Paul emphasizes this lesson by saying, if you all are going to fight about this… then I’m going to become a vegetarian. Because the meat doesn’t matter… being right isn’t the only thing that matters… What matters most is our relationships?
When I was in college I got my eyebrow pierced. It was a bonding experience with a friend! I loved my eyebrow ring! I wore it through college and through graduate school. I never wanted to take it out, it was part of my look. But once I graduated seminary and I had my first interview with a church to be their pastor… all they did was stare at the gold ring above my eye. They hardly paid a note of attention to anything I said… they just stared at it.
The ring didn’t matter. It was just a piece of jewelry.
But it got in the way of developing/having a relationship.
And that was WAY more important than “my look.”
So I took it out. It was a barrier for some… so, of course, I took it out.
I often wonder if I would have gotten away with my pierced brow if I had worn it to my interview with First Congregational Church of Saugatuck.
At the end of the day… knowledge/being in the right/ getting in the last word… these things may “puff” us up … but it’s love that builds us up as a community. It’s sometimes sacrificial love that builds us up as a community.
Paul’s whole letter to the church in Corinth is an attempt to keep a splintering community together.

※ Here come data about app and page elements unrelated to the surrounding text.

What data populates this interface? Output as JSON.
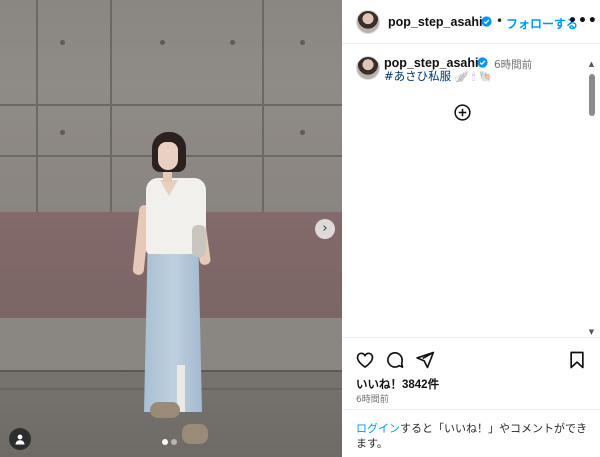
{
  "header": {
    "username": "pop_step_asahi",
    "separator": "•",
    "follow_label": "フォローする",
    "more_label": "•••"
  },
  "post": {
    "username": "pop_step_asahi",
    "time_ago": "6時間前",
    "caption_hashtag": "#あさひ私服",
    "caption_emojis": "🪽 🕯 🐚"
  },
  "engagement": {
    "likes_text": "いいね！3842件",
    "date_text": "6時間前"
  },
  "login": {
    "link_text": "ログイン",
    "rest_text": "すると「いいね！」やコメントができます。"
  },
  "carousel": {
    "next_symbol": "›",
    "slide_count": 2,
    "active_index": 0
  },
  "icons": [
    "heart-icon",
    "comment-icon",
    "share-icon",
    "bookmark-icon",
    "add-circle-icon",
    "tag-user-icon",
    "verified-badge-icon",
    "more-icon"
  ],
  "colors": {
    "accent": "#0095f6",
    "hashtag": "#00376b",
    "muted": "#737373",
    "verified": "#0095f6"
  }
}
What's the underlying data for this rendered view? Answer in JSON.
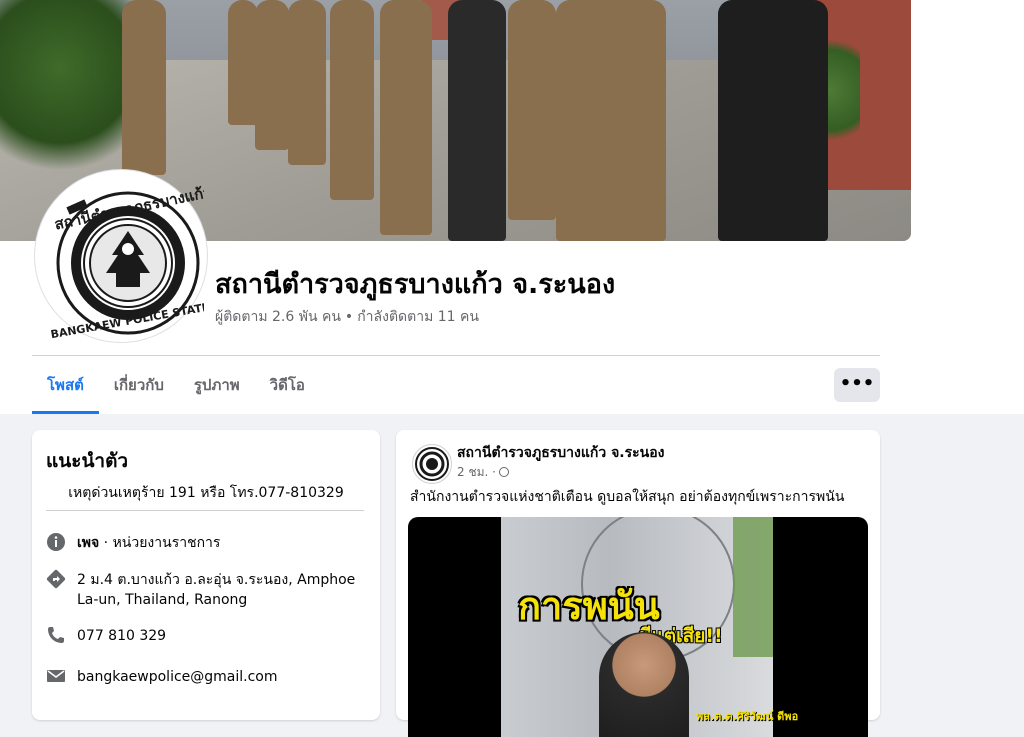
{
  "page": {
    "name": "สถานีตำรวจภูธรบางแก้ว จ.ระนอง",
    "followers": "ผู้ติดตาม 2.6 พัน คน",
    "separator": "•",
    "following": "กำลังติดตาม 11 คน",
    "logo_text_top": "สถานีตำรวจภูธรบางแก้ว",
    "logo_text_bottom": "BANGKAEW POLICE STATION"
  },
  "tabs": [
    {
      "label": "โพสต์",
      "active": true
    },
    {
      "label": "เกี่ยวกับ",
      "active": false
    },
    {
      "label": "รูปภาพ",
      "active": false
    },
    {
      "label": "วิดีโอ",
      "active": false
    }
  ],
  "more_button": {
    "label": "•••"
  },
  "intro": {
    "title": "แนะนำตัว",
    "bio": "เหตุด่วนเหตุร้าย 191 หรือ โทร.077-810329",
    "category_prefix": "เพจ",
    "category": " · หน่วยงานราชการ",
    "address": "2 ม.4 ต.บางแก้ว อ.ละอุ่น จ.ระนอง, Amphoe La-un, Thailand, Ranong",
    "phone": "077 810 329",
    "email": "bangkaewpolice@gmail.com",
    "icons": [
      "info-icon",
      "directions-icon",
      "phone-icon",
      "mail-icon"
    ]
  },
  "post": {
    "author": "สถานีตำรวจภูธรบางแก้ว จ.ระนอง",
    "time": "2 ชม. ·",
    "text": "สำนักงานตำรวจแห่งชาติเตือน ดูบอลให้สนุก อย่าต้องทุกข์เพราะการพนัน",
    "video_headline": "การพนัน",
    "video_sub": "มีแต่เสีย!!",
    "video_caption": "พล.ต.ต.ศิริวัฒน์ ดีพอ"
  },
  "colors": {
    "accent": "#1877f2",
    "background": "#f0f2f5",
    "secondary_text": "#65676b",
    "video_text": "#f5e20a"
  }
}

To encourage them in their choices – that they might honor the collective. Paul wanted to reorient them towards each other.

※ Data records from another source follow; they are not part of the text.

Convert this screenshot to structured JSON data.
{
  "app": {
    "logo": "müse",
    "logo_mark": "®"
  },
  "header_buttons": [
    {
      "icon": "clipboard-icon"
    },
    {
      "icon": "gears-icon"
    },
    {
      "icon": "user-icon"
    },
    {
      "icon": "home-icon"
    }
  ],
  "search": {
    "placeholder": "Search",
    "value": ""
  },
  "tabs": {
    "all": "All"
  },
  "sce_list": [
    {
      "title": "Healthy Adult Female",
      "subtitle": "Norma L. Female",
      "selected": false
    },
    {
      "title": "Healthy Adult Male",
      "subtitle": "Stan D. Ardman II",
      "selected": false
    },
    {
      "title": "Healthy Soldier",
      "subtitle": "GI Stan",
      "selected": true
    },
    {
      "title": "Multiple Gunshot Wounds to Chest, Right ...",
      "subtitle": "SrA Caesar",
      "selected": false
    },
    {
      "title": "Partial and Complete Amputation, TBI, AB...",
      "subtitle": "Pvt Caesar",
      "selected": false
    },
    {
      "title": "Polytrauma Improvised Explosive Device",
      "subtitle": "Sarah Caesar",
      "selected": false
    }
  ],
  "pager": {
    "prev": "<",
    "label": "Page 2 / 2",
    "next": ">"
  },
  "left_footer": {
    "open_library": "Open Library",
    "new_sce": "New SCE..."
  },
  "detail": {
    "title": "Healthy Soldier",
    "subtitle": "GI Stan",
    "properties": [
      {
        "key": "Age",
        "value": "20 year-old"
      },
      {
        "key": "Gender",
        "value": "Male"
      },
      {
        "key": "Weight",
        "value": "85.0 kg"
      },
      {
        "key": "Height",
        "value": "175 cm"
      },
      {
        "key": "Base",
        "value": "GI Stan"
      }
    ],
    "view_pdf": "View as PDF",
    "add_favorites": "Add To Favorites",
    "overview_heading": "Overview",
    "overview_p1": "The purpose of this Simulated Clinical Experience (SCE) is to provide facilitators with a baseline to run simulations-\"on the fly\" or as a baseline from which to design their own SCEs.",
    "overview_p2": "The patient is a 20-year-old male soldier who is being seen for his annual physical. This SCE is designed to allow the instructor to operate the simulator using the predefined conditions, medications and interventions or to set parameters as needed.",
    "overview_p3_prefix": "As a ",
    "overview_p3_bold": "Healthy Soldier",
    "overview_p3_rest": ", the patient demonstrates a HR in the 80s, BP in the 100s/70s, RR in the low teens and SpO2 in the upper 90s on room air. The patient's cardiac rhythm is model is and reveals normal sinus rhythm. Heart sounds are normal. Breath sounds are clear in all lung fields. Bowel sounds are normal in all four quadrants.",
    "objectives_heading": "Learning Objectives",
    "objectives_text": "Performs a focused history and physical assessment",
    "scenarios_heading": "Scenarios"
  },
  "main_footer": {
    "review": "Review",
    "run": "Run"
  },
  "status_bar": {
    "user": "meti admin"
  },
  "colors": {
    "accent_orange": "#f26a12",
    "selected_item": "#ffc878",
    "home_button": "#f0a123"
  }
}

I’ve found myself wondering this week, what Paul would write to us. While meat on the potluck table isn’t our issue. I’m fairly certain he would look at our church/and at the Church (big “c” church) and have a few things to say about how we are in relationship during this pandemic.
There is a lot of anxiety out there about what the church (all church) will look like when we re-emerge. We are scattered, we are splintered… how will we bind and heal.

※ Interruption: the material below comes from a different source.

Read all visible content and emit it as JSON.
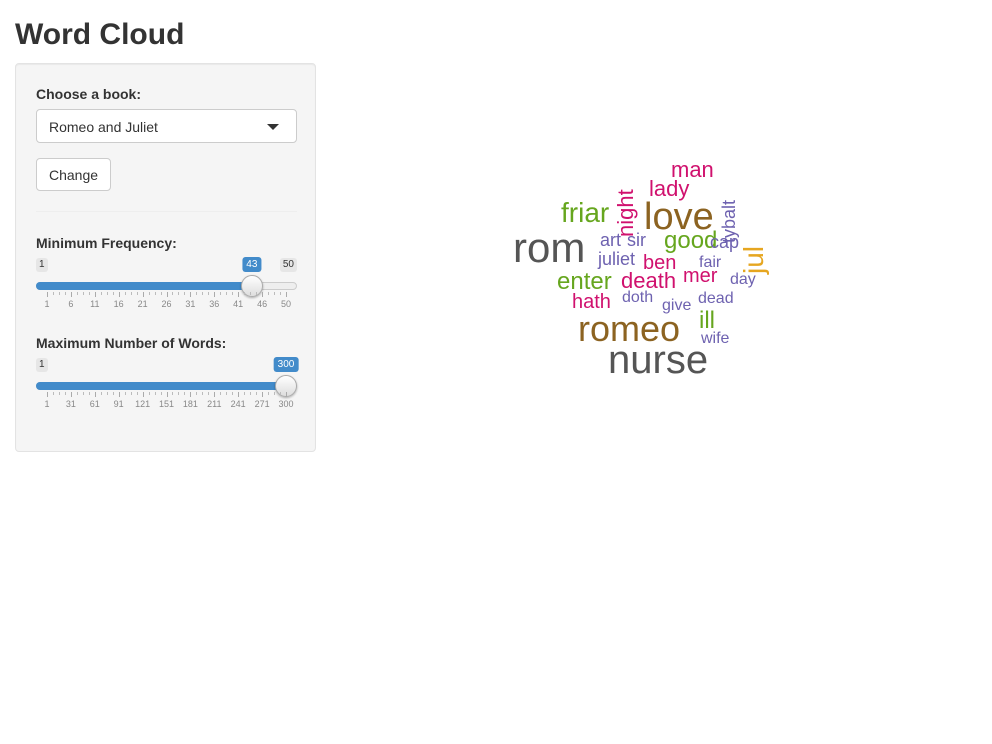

Now that people have discovered Sunday mornings, laying around in their robes, slowly greeting the day with no rush to get out the door for worship… will they come back?
Now that people have been pushed to find new ways to feed their soul while in all this solitary-ness… will they come back?
Now that people have trimmed their community down to the bar bones… will we be the same? Hugging at the door? Eager to pour a cup of coffee? Ready to sign up and be a part?
Now that I’ve gotten a taste for two day weekends, will I still show up early on Sunday morning to plug in the coffee maker and unlock the doors and fold the bulletins and turn on a mic-pack again?… (yeah, of course I will)
There is a lot of questions out there about the role of houses of worship.
Questions. Opportunities. Shifts. Changes. Dreams and hopes.
Paul might not have a specific plan for us to follow… he would tell us that “love builds up.”
Sacrificial love. Love that is a choice. Love that is intentional. Love builds up.
Choosing to attend worship from your office at lunchtime… or to listen while you flip pancakes… Choosing to zoom into a meeting… choosing to pick up the phone and call a friend or to take out your stationary to write a note… Choosing to drop of blankets to the church for Fellinlove Farm or keeping up tithes… finding creative ways to be the hands and feet of Christ in your home in your communities… THESE things build! They are a balm to the splintered, faction-ed, scattered body of Christ. These things are light and Spirit breathed into our spaces and place.
They aren’t perfect, but they build.
Keep doing what you are doing!
Keep doing what you are doing.
It builds up. And it models for others.
Lean in. Plug in. Engage. Not just for yourself, but for the whole.
We are all going to have days where we are beyond frustrated with this pandemic or with the state of the world/ of our life… and we will break and crack… but when we are weak – the love of others will hold us and build us back up.
So, if today is a good day/ a blessed day/ a day where you see God at work in the world and you have such a hope for the future… spread it/share it/ let it build the community.